I'm with worker 11811 about the reel-in-stabilizer issue. My first attempt was to open the reel and let the film fall (actually "splash") on the stabilizer bath. The film tends to whirl and you have to use some prongs to separate it and be sure it is souped correctly. Besides, you have final bath everywhere...
I now just put the entire reel with the film inside in the stabilizer bath. I agitate it very gently for 30 seconds or so and then let it sit there for a couple of minutes (that's overkill, but nobody actually gets killed, so I do it).
Then I open the reel while keeping it horizontal, take the upper half of the reel away while keeping the film still orderly spooled on the lower half of the reel, in my left hand.
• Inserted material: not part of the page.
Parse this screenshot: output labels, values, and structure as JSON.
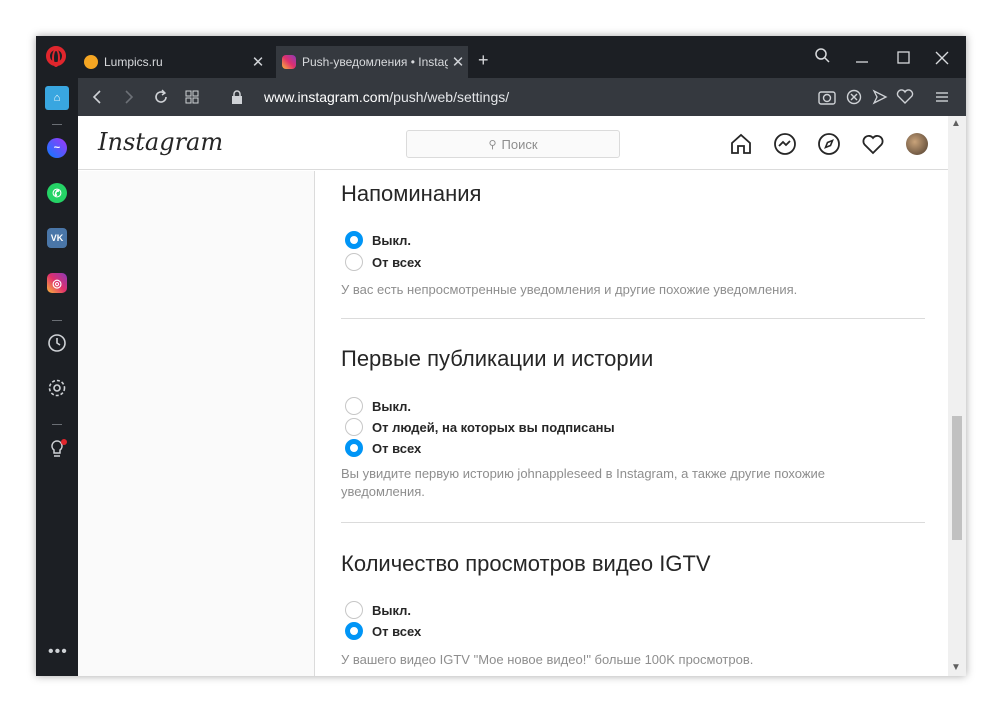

Then with my right hand I take the upper film clip and snap it to the free outer edge of the film. I then proceed to slowly raise the film and hang it to my film dryer. Finally I attach the lower (leaded) film clip. This procedure allows me to hang the film without touching it with anything.
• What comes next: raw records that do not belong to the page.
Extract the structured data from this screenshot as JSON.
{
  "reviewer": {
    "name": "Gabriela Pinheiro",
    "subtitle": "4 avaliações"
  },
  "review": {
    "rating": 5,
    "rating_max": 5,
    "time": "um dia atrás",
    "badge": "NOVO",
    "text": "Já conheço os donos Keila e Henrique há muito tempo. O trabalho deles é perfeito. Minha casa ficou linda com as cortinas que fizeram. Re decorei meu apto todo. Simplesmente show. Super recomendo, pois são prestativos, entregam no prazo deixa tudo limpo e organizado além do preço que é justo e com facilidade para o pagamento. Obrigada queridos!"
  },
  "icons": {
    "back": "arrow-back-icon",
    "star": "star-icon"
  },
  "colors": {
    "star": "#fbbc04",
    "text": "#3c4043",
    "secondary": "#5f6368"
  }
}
After this I immediately rinse the reels with hot water. If some chemical residue builds in a few years, I now know it is something that can be cleaned with an energetic wash. E.g. a wash in the dishwasher, the dishwasher soap being pretty much aggressive, would certainly deal with any deposit for which one would not call an exorcist. After the dishwasher treatment I would add a hot-water wash.
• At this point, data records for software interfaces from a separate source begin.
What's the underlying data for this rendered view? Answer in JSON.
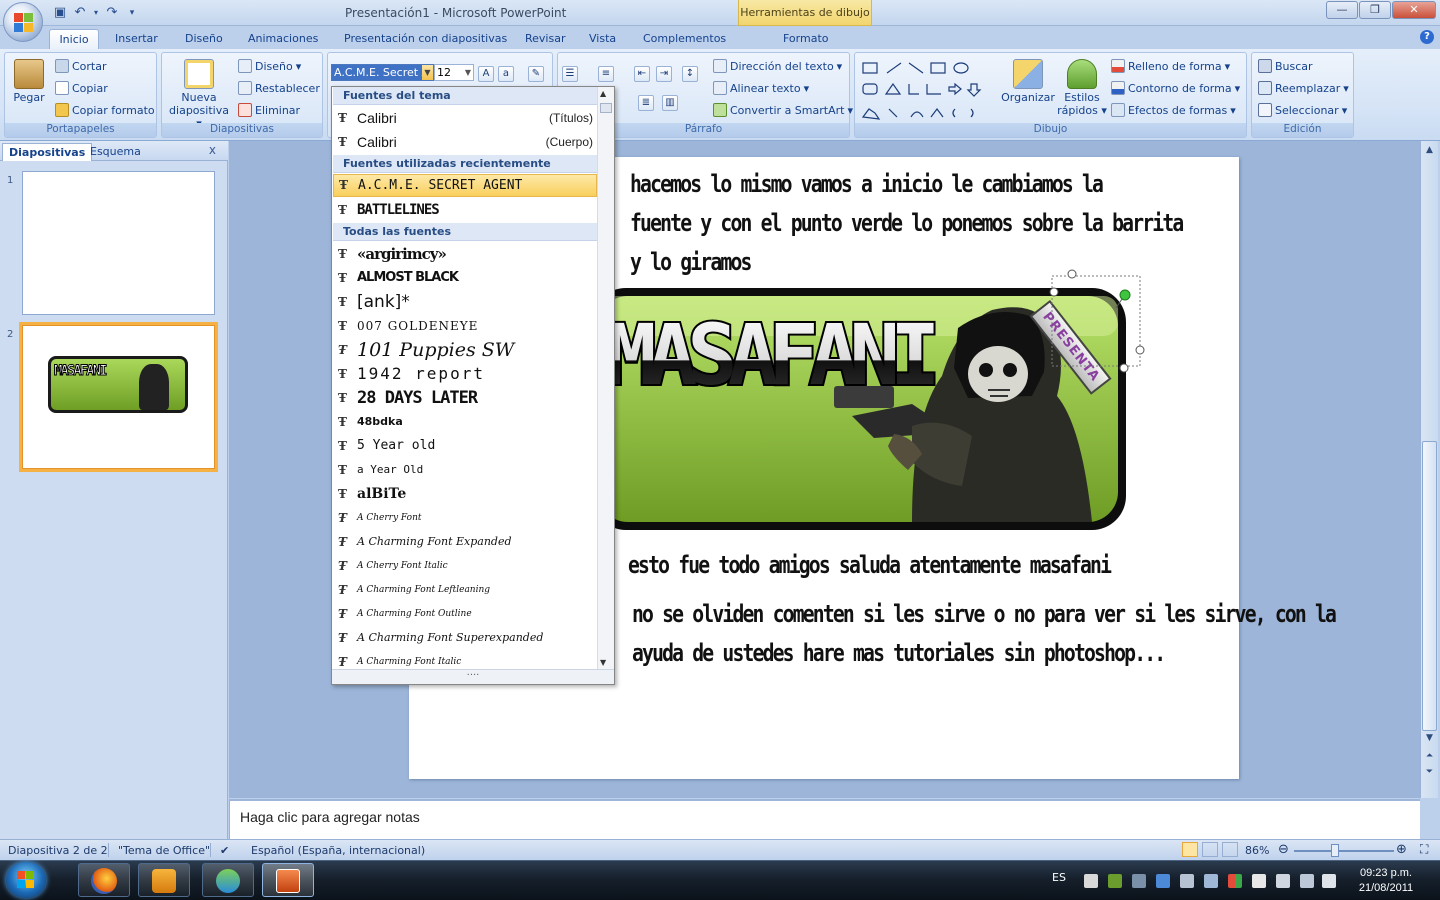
{
  "window": {
    "title": "Presentación1 - Microsoft PowerPoint",
    "context_title": "Herramientas de dibujo"
  },
  "tabs": [
    "Inicio",
    "Insertar",
    "Diseño",
    "Animaciones",
    "Presentación con diapositivas",
    "Revisar",
    "Vista",
    "Complementos",
    "Formato"
  ],
  "ribbon": {
    "portapapeles": {
      "label": "Portapapeles",
      "paste": "Pegar",
      "cut": "Cortar",
      "copy": "Copiar",
      "format_painter": "Copiar formato"
    },
    "diapositivas": {
      "label": "Diapositivas",
      "new_slide_1": "Nueva",
      "new_slide_2": "diapositiva",
      "layout": "Diseño",
      "reset": "Restablecer",
      "delete": "Eliminar"
    },
    "fuente": {
      "font_value": "A.C.M.E. Secret A",
      "size_value": "12"
    },
    "parrafo": {
      "label": "Párrafo",
      "text_direction": "Dirección del texto",
      "align_text": "Alinear texto",
      "smartart": "Convertir a SmartArt"
    },
    "dibujo": {
      "label": "Dibujo",
      "arrange": "Organizar",
      "styles_1": "Estilos",
      "styles_2": "rápidos",
      "fill": "Relleno de forma",
      "outline": "Contorno de forma",
      "effects": "Efectos de formas"
    },
    "edicion": {
      "label": "Edición",
      "find": "Buscar",
      "replace": "Reemplazar",
      "select": "Seleccionar"
    }
  },
  "left_panel": {
    "tab_slides": "Diapositivas",
    "tab_outline": "Esquema",
    "close": "x",
    "slide_numbers": [
      "1",
      "2"
    ],
    "thumb_banner": "MASAFANI"
  },
  "font_dropdown": {
    "section_theme": "Fuentes del tema",
    "theme_fonts": [
      {
        "name": "Calibri",
        "note": "(Títulos)"
      },
      {
        "name": "Calibri",
        "note": "(Cuerpo)"
      }
    ],
    "section_recent": "Fuentes utilizadas recientemente",
    "recent_fonts": [
      "A.C.M.E. SECRET AGENT",
      "BATTLELINES"
    ],
    "section_all": "Todas las fuentes",
    "all_fonts": [
      "«argirimcy»",
      "ALMOST BLACK",
      "[ank]*",
      "007 GOLDENEYE",
      "101 Puppies SW",
      "1942 report",
      "28 DAYS LATER",
      "48bdka",
      "5 Year old",
      "a Year Old",
      "alBiTe",
      "A Cherry Font",
      "A Charming Font Expanded",
      "A Cherry Font Italic",
      "A Charming Font Leftleaning",
      "A Charming Font Outline",
      "A Charming Font Superexpanded",
      "A Charming Font Italic"
    ]
  },
  "slide": {
    "line1": "hacemos lo mismo vamos a inicio le cambiamos la",
    "line2": "fuente y con el punto verde lo ponemos sobre la barrita",
    "line3": "y lo giramos",
    "banner_text": "MASAFANI",
    "ribbon_label": "PRESENTA",
    "line4": "esto fue todo amigos saluda atentamente masafani",
    "line5": "no se olviden comenten si les sirve o no para ver si les sirve, con la",
    "line6": "ayuda de ustedes hare mas tutoriales sin photoshop..."
  },
  "notes": {
    "placeholder": "Haga clic para agregar notas"
  },
  "status": {
    "slide_info": "Diapositiva 2 de 2",
    "theme": "\"Tema de Office\"",
    "language": "Español (España, internacional)",
    "zoom": "86%"
  },
  "taskbar": {
    "lang": "ES",
    "time": "09:23 p.m.",
    "date": "21/08/2011"
  },
  "colors": {
    "ribbon_blue": "#15428b",
    "banner_green": "#8fc230",
    "selection_orange": "#f5b143"
  }
}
When I bought my second-hand reels they had a different colours than they have now. An old toothbrush and some dish soap and hot water made a big difference.
So my idea is: forget what they say about final bath building deposits; use your reels to minimize hand contact with film; rinse the reels immediately with hot water; if there is some deposit after many, many rolls, there's no dirt which cannot be washed away.